    139 of 200 Signatures
    Created by Roslyn Ogburn
  • Affordable Housing for Miami Families Affected by Slumlords
    In 2014, low-income residents forced to live in slum-like conditions due to lack of resources began to organize for their rights to affordable, dignified housing and formed the "Smash the Slumlords" campaign. The women organized community meetings, educated other residents about their rights, garnered support from the city mayor and sought out legal action against slumlords. Conversations focused on the collective need and partnership with other grassroots organizations recruited allies from outside their community and helped bring the campaign into public light. Legal action against one slumlord led to his prosecution and the City of Miami placed his property under their control. Afterwards, the residents of Liberty City rightfully demanded that the slumlord face greater consequences and that the buildings be repaired. However, when it became apparent that the buildings were so woefully neglected that they could only be condemned and destroyed, the City faced a new challenge: where to relocate the families in a city where there is a chronic shortage of affordable housing stock? In response to this dilemma, SMASH has tasked itself with developing expedited affordable housing units for these families on a Community Land Trust (CLT). Unlike other affordable housing projects, this one would be unique for its prioritization of extremely low-income families, and the community driven design and management process through the CLT model. This would not only provide the slum affected families of these buildings with the transitional housing units they need, but it could also be re-used for every set of families that find themselves in similar circumstances. Once they are relocated, their original buildings can be condemned, destroyed and rebuilt into permanent affordable housing where the families have a right to return.

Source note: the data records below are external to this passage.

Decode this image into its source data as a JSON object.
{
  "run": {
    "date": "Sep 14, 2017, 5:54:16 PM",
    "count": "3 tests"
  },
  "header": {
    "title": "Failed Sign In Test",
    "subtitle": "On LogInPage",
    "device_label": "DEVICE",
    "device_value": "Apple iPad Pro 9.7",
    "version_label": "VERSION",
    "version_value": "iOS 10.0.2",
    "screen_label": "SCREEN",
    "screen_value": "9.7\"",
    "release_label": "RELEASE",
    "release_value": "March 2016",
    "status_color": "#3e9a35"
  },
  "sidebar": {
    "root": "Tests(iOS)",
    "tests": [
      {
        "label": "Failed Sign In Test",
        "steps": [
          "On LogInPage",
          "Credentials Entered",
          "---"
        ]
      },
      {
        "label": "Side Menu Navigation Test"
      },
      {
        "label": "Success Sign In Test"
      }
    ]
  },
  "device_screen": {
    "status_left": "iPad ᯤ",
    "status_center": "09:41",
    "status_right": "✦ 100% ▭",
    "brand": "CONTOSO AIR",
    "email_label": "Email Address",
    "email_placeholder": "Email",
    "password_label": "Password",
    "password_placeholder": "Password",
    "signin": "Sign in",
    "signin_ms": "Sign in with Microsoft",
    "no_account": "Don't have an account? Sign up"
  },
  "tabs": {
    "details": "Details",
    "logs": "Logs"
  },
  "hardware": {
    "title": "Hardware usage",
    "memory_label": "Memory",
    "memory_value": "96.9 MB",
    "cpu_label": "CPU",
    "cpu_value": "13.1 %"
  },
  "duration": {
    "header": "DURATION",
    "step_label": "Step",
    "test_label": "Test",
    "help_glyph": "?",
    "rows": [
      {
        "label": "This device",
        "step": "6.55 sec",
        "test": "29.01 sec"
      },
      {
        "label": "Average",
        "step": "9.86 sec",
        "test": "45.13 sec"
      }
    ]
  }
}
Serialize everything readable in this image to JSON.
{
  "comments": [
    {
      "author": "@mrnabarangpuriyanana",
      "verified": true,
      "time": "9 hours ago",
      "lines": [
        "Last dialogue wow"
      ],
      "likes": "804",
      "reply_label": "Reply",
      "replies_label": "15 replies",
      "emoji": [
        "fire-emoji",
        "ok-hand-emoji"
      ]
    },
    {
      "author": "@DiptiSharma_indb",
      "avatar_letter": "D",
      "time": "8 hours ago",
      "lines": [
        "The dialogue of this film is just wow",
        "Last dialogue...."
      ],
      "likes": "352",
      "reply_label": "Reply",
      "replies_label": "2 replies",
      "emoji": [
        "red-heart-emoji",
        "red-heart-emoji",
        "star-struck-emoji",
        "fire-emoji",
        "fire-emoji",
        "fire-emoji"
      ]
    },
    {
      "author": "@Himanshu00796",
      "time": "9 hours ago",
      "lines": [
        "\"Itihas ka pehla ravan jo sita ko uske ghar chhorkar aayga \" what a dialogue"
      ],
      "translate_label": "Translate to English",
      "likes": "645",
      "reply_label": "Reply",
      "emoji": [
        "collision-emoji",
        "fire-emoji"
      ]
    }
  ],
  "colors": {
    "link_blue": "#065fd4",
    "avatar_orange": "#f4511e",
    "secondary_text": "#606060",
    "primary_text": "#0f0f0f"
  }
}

    51 of 100 Signatures
    Created by Adrian Madriz Picture
  • NYCHA ignores serious repair complaint in order to focus on gentrification
    NYCHA has been assisting investors with gentrification and aiding them in denying Section 8 tenants their Rent Stabilization rights.When the City and State Retirement Fund is invested into the property- New York Public Authority Law 2429-rentals should apply; which gives the Section 8 tenant rent stabilization rights. NYCHA moves to evict the tenant using HQS because a Section 8 tenant doesn't have the Private Right of Action and isn't 3rd party to the Housing Assistance Payment (HAP) contract; and therefore the eviction can't be challenged in a court of law.
    16 of 100 Signatures
    Created by Loronda Faison